Dáil Éireann - Volume 499 - 04 February, 1999
Written Answers. - Legal Aid Services.
Mr. Stagg Mr. Stagg
34. Mr. Stagg asked the Minister for Justice, Equality and Law Reform the steps, if any, being taken to provide additional resources for the legal aid system in view of the fact that some clients have to wait almost two years for an appointment to see a solicitor; and if he will make a statement on the matter. [3037/99]
Mr. Howlin Mr. Howlin
41. Mr. Howlin asked the Minister for Justice, Equality and Law Reform the progress made in cutting the waiting list of free legal aid centres; and if he will make a statement on the matter. [3063/99]
Mr. O'Donoghue Mr. O'Donoghue
Minister for Justice, Equality and Law Reform (Mr. O'Donoghue): I propose to take Questions Nos. 34 and 41 together.
As Minister with responsibility for the Legal Aid Board, I am aware of the demands on its services. In consultation with the board I continually monitor the position with regard to waiting times at the law centres operated by the Legal Aid Board. I am aware that waiting times in some law centres are continuing to increase, notwithstanding the allocation of significant additional resources. Where waiting times, for whatever reasons, become excessive the position is examined by the board with a view to taking remedial action.
 The Legal Aid Board has operated a private practitioners scheme in the Dublin area on a pilot basis for some years. I understand that the board intends to extend the scheme on a nation-wide basis in the coming months. The private practitioners scheme provides a complementary legal service to that which is already available from the law centres. The expansion nation-wide of the private practitioners scheme should increase the throughput of legally aided cases and also enable the law centres to devote more resources towards non District Court matters.

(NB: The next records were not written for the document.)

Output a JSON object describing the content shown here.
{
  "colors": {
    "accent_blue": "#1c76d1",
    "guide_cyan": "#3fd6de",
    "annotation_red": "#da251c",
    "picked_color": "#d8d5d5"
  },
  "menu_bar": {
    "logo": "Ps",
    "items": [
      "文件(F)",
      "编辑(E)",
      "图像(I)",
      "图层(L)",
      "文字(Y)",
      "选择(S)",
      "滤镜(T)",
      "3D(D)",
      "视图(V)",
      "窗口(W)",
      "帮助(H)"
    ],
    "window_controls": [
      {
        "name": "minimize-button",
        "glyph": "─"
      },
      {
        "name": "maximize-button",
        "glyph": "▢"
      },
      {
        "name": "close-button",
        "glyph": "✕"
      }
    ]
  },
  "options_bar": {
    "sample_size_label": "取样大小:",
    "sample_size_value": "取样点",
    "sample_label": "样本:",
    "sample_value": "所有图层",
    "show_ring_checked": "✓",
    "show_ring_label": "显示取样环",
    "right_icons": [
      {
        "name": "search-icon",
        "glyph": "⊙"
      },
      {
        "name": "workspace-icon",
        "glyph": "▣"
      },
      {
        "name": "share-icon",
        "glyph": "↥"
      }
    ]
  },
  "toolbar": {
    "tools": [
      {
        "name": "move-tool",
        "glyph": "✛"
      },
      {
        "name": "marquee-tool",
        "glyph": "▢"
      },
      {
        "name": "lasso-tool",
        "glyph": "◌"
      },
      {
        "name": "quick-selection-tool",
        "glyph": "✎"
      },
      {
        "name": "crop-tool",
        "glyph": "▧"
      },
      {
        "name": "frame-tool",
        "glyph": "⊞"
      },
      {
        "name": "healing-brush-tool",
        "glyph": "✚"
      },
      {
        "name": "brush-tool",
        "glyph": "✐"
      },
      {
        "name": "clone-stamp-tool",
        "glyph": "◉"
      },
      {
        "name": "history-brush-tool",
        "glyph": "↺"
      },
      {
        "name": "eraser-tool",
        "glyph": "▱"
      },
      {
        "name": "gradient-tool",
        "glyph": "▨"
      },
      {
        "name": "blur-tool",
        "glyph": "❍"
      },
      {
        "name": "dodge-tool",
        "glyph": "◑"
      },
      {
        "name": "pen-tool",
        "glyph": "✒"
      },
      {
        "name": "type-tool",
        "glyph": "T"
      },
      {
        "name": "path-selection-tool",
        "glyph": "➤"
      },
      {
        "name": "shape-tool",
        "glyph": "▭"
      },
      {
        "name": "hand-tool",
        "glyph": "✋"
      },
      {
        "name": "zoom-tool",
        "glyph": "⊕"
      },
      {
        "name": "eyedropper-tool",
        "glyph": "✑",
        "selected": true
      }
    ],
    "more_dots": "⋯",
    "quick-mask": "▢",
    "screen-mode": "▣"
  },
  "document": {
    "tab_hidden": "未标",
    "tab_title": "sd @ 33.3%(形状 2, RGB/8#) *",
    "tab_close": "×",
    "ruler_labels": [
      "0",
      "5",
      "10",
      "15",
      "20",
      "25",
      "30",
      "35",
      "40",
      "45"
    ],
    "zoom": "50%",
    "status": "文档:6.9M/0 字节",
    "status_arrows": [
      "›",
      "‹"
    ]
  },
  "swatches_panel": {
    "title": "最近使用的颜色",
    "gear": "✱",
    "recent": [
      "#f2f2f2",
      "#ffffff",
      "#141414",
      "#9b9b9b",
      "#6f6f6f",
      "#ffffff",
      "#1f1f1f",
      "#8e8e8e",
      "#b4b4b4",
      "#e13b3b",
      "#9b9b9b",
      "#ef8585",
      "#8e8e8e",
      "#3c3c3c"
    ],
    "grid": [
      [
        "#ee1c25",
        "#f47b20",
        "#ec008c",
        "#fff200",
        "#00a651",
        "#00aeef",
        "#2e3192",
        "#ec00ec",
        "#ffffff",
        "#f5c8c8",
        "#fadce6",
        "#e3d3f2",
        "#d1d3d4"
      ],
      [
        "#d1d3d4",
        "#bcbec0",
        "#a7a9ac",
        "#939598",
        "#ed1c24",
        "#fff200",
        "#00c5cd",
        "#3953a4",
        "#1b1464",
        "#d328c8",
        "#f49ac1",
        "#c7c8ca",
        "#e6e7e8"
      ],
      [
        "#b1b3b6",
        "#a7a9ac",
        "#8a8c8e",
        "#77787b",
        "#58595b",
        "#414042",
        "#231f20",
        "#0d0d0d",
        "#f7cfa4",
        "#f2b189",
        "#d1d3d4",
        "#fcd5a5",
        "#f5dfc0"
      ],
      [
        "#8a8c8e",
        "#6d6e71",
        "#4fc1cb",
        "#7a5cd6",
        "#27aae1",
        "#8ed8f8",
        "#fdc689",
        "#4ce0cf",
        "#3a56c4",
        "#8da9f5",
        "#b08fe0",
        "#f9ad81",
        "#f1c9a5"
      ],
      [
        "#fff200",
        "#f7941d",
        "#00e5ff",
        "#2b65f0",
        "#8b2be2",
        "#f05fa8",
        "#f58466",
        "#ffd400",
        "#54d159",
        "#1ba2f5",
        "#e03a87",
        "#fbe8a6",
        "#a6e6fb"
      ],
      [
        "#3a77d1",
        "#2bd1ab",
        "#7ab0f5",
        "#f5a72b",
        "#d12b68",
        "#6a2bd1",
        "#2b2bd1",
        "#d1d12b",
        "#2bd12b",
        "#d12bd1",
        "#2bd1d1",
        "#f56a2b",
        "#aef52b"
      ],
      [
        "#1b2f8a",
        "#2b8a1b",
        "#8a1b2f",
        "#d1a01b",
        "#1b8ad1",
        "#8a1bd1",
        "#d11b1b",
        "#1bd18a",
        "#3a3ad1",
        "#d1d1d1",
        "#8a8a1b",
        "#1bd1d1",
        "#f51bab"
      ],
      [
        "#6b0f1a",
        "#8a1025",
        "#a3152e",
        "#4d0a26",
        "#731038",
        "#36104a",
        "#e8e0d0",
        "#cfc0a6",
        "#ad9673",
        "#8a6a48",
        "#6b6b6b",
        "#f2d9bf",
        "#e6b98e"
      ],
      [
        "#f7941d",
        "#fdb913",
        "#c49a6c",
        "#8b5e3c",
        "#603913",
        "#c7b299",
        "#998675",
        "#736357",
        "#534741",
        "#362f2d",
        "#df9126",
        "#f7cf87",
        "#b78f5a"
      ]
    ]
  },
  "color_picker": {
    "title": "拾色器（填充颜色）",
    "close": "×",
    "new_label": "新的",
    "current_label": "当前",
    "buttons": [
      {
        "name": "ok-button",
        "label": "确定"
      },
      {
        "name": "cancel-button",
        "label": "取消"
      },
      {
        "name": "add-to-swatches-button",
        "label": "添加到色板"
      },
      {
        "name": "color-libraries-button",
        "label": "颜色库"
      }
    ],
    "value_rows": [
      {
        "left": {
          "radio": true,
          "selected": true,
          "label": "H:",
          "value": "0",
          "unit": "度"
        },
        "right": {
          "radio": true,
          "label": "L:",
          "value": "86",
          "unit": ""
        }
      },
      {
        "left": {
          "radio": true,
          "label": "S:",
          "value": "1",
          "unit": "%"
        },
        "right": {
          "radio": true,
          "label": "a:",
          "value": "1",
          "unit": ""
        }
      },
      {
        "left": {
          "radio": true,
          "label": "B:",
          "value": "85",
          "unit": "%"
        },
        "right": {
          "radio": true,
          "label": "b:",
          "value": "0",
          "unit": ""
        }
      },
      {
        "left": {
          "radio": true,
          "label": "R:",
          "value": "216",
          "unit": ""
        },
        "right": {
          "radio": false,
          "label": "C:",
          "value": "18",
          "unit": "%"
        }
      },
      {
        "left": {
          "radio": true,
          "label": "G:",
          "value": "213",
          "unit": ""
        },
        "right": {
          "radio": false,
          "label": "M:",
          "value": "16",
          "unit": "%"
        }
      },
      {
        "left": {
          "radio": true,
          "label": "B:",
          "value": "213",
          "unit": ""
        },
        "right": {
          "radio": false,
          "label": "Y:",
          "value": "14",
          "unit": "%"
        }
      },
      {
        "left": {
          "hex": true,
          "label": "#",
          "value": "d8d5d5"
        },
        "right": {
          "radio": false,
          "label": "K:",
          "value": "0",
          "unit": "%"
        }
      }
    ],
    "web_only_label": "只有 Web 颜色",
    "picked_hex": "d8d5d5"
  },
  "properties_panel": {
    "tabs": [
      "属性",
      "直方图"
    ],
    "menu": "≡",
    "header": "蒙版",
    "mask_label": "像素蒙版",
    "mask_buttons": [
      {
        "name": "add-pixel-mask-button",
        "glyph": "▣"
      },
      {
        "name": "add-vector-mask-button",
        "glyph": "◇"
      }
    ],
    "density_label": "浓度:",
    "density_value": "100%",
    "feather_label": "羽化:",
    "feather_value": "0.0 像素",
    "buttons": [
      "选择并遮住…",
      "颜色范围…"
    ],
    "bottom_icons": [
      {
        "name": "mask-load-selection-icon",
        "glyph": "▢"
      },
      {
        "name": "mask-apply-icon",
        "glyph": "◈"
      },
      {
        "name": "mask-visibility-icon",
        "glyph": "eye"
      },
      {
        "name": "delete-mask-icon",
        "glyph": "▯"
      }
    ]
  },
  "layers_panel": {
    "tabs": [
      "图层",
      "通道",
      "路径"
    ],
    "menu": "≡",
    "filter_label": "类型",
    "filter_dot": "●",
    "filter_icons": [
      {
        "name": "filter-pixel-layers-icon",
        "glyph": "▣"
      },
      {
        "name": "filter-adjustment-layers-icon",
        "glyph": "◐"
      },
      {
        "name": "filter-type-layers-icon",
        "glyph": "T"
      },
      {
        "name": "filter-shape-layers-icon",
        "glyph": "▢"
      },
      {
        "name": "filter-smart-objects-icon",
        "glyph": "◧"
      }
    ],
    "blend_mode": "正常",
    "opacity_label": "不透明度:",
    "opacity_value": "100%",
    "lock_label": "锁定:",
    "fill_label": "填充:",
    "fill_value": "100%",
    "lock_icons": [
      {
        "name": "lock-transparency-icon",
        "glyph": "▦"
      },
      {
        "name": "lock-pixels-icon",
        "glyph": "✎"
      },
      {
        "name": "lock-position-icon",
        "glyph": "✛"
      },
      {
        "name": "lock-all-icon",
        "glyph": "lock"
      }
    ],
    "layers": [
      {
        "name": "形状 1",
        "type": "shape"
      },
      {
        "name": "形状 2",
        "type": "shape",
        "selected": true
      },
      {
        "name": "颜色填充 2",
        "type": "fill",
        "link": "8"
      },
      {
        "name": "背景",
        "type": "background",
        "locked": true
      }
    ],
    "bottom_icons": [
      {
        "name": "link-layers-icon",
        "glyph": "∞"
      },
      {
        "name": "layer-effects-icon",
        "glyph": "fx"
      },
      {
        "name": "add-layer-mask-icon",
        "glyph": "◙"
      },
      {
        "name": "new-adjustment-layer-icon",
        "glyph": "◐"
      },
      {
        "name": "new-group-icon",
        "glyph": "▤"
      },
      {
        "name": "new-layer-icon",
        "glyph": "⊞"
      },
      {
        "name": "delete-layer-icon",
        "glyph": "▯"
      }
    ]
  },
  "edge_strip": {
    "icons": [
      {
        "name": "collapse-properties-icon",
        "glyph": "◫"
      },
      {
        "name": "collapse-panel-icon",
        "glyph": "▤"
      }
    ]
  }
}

The board operates a policy of providing a priority service in a range of issues which include domestic violence, child care and child abduction. A substantial number of appointments are given each month on a priority basis. For example, 1,879 of the 8,722 appointments offered in law centres in 1998 were for priority matters. None of those accorded priority were put on waiting lists. In the Dublin area, 911 appointments were offered through the private practitioner scheme operated by the Legal Aid Board in 1998.
In order to combat the increase in waiting times, I made additional resources available to the Legal Aid Board in 1998 and again in 1999. I increased the grant-in-aid by 15 per cent in 1998 to £9.615 million and I am further increasing the allocation this year. In consultation with the Minister for Finance, I am reviewing the Legal Aid Board's estimate for 1999 which stands at £10.953 million at present. I hope to substantially increase this amount prior to the publication of the 1999 Revised Estimates for Public Services later this month. In addition, a further allocation of £1 million is being allocated for legal services for asylum seekers bringing the total current allocation to £11.953 million, an increase of 24 per cent over last year.
Last July I approved 25 additional posts for the Legal Aid Board. Of these, 17 posts, including five solicitor posts, were for law centres. In addition, I sanctioned the making permanent of six temporary staff, including three relief solicitors. The board, which has sanction for 89 solicitor posts, currently employs 86 solicitors. A competition is currently under way to fill the remaining three posts and the board is confident it will have its full compliment of 89 solicitors in place shortly. I believe that these allocations should help to alleviate the situation with regard to waiting times in the law centres.
Dáil Éireann 499 Written Answers. Legal Aid Services.